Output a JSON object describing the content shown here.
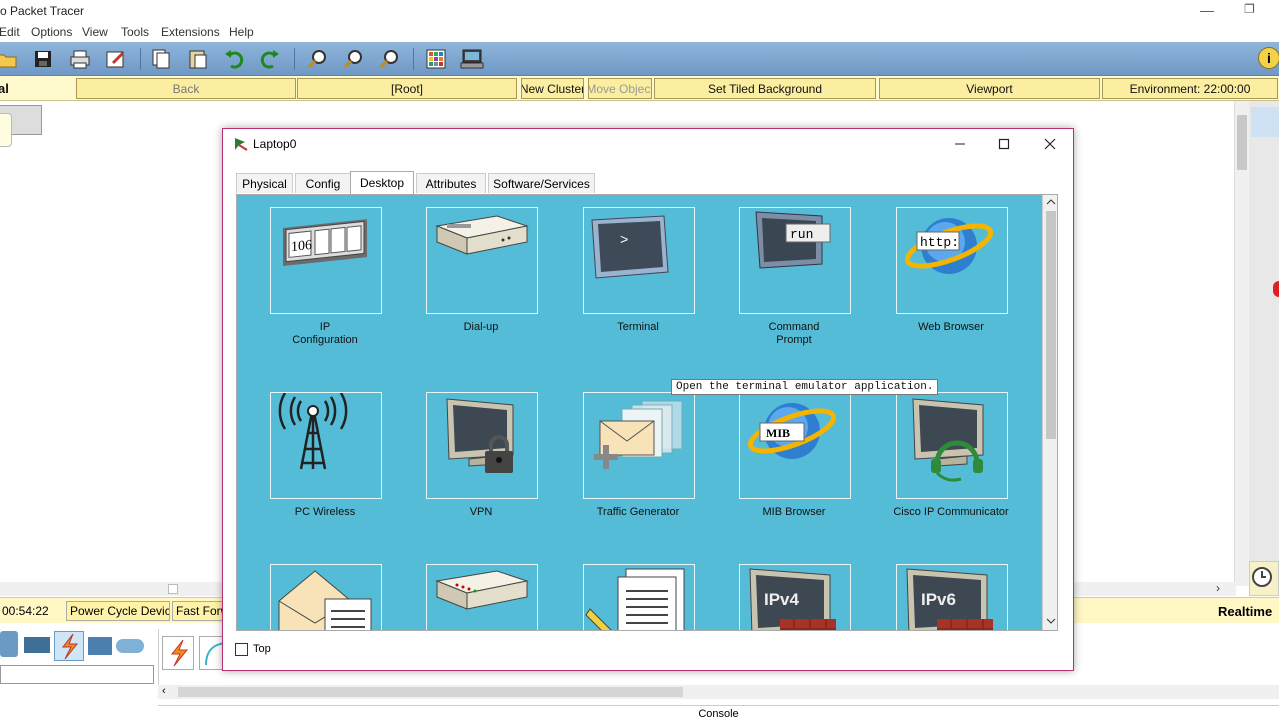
{
  "app": {
    "title": "co Packet Tracer",
    "min": "—",
    "restore": "❐"
  },
  "menu": [
    "Edit",
    "Options",
    "View",
    "Tools",
    "Extensions",
    "Help"
  ],
  "toolbar": {
    "info_label": "i"
  },
  "navbar": {
    "left_label": "al",
    "back": "Back",
    "root": "[Root]",
    "new_cluster": "New Cluster",
    "move_object": "Move Object",
    "set_tiled_background": "Set Tiled Background",
    "viewport": "Viewport",
    "environment": "Environment: 22:00:00"
  },
  "status": {
    "time": "00:54:22",
    "power_cycle": "Power Cycle Devices",
    "fast_forward": "Fast Forwa",
    "realtime": "Realtime"
  },
  "console_label": "Console",
  "dialog": {
    "title": "Laptop0",
    "tabs": [
      "Physical",
      "Config",
      "Desktop",
      "Attributes",
      "Software/Services"
    ],
    "active_tab": "Desktop",
    "apps_row1": [
      {
        "line1": "IP",
        "line2": "Configuration",
        "icon": "ip-config-icon"
      },
      {
        "line1": "Dial-up",
        "line2": "",
        "icon": "dialup-icon"
      },
      {
        "line1": "Terminal",
        "line2": "",
        "icon": "terminal-icon"
      },
      {
        "line1": "Command",
        "line2": "Prompt",
        "icon": "command-prompt-icon"
      },
      {
        "line1": "Web Browser",
        "line2": "",
        "icon": "web-browser-icon"
      }
    ],
    "apps_row2": [
      {
        "line1": "PC Wireless",
        "icon": "wireless-icon"
      },
      {
        "line1": "VPN",
        "icon": "vpn-icon"
      },
      {
        "line1": "Traffic Generator",
        "icon": "traffic-generator-icon"
      },
      {
        "line1": "MIB Browser",
        "icon": "mib-browser-icon"
      },
      {
        "line1": "Cisco IP Communicator",
        "icon": "ip-communicator-icon"
      }
    ],
    "icon_text": {
      "ip": "106",
      "terminal": ">",
      "run": "run",
      "http": "http:",
      "mib": "MIB",
      "ipv4": "IPv4",
      "ipv6": "IPv6"
    },
    "tooltip": "Open the terminal emulator application.",
    "top_checkbox_label": "Top",
    "top_checked": false
  }
}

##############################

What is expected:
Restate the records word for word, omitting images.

Written solution:
Output a JSON object describing the content shown here.
{
  "app": {
    "title": "co Packet Tracer",
    "min": "—",
    "restore": "❐"
  },
  "menu": [
    "Edit",
    "Options",
    "View",
    "Tools",
    "Extensions",
    "Help"
  ],
  "toolbar": {
    "info_label": "i"
  },
  "navbar": {
    "left_label": "al",
    "back": "Back",
    "root": "[Root]",
    "new_cluster": "New Cluster",
    "move_object": "Move Object",
    "set_tiled_background": "Set Tiled Background",
    "viewport": "Viewport",
    "environment": "Environment: 22:00:00"
  },
  "status": {
    "time": "00:54:22",
    "power_cycle": "Power Cycle Devices",
    "fast_forward": "Fast Forwa",
    "realtime": "Realtime"
  },
  "console_label": "Console",
  "dialog": {
    "title": "Laptop0",
    "tabs": [
      "Physical",
      "Config",
      "Desktop",
      "Attributes",
      "Software/Services"
    ],
    "active_tab": "Desktop",
    "apps_row1": [
      {
        "line1": "IP",
        "line2": "Configuration",
        "icon": "ip-config-icon"
      },
      {
        "line1": "Dial-up",
        "line2": "",
        "icon": "dialup-icon"
      },
      {
        "line1": "Terminal",
        "line2": "",
        "icon": "terminal-icon"
      },
      {
        "line1": "Command",
        "line2": "Prompt",
        "icon": "command-prompt-icon"
      },
      {
        "line1": "Web Browser",
        "line2": "",
        "icon": "web-browser-icon"
      }
    ],
    "apps_row2": [
      {
        "line1": "PC Wireless",
        "icon": "wireless-icon"
      },
      {
        "line1": "VPN",
        "icon": "vpn-icon"
      },
      {
        "line1": "Traffic Generator",
        "icon": "traffic-generator-icon"
      },
      {
        "line1": "MIB Browser",
        "icon": "mib-browser-icon"
      },
      {
        "line1": "Cisco IP Communicator",
        "icon": "ip-communicator-icon"
      }
    ],
    "icon_text": {
      "ip": "106",
      "terminal": ">",
      "run": "run",
      "http": "http:",
      "mib": "MIB",
      "ipv4": "IPv4",
      "ipv6": "IPv6"
    },
    "tooltip": "Open the terminal emulator application.",
    "top_checkbox_label": "Top",
    "top_checked": false
  }
}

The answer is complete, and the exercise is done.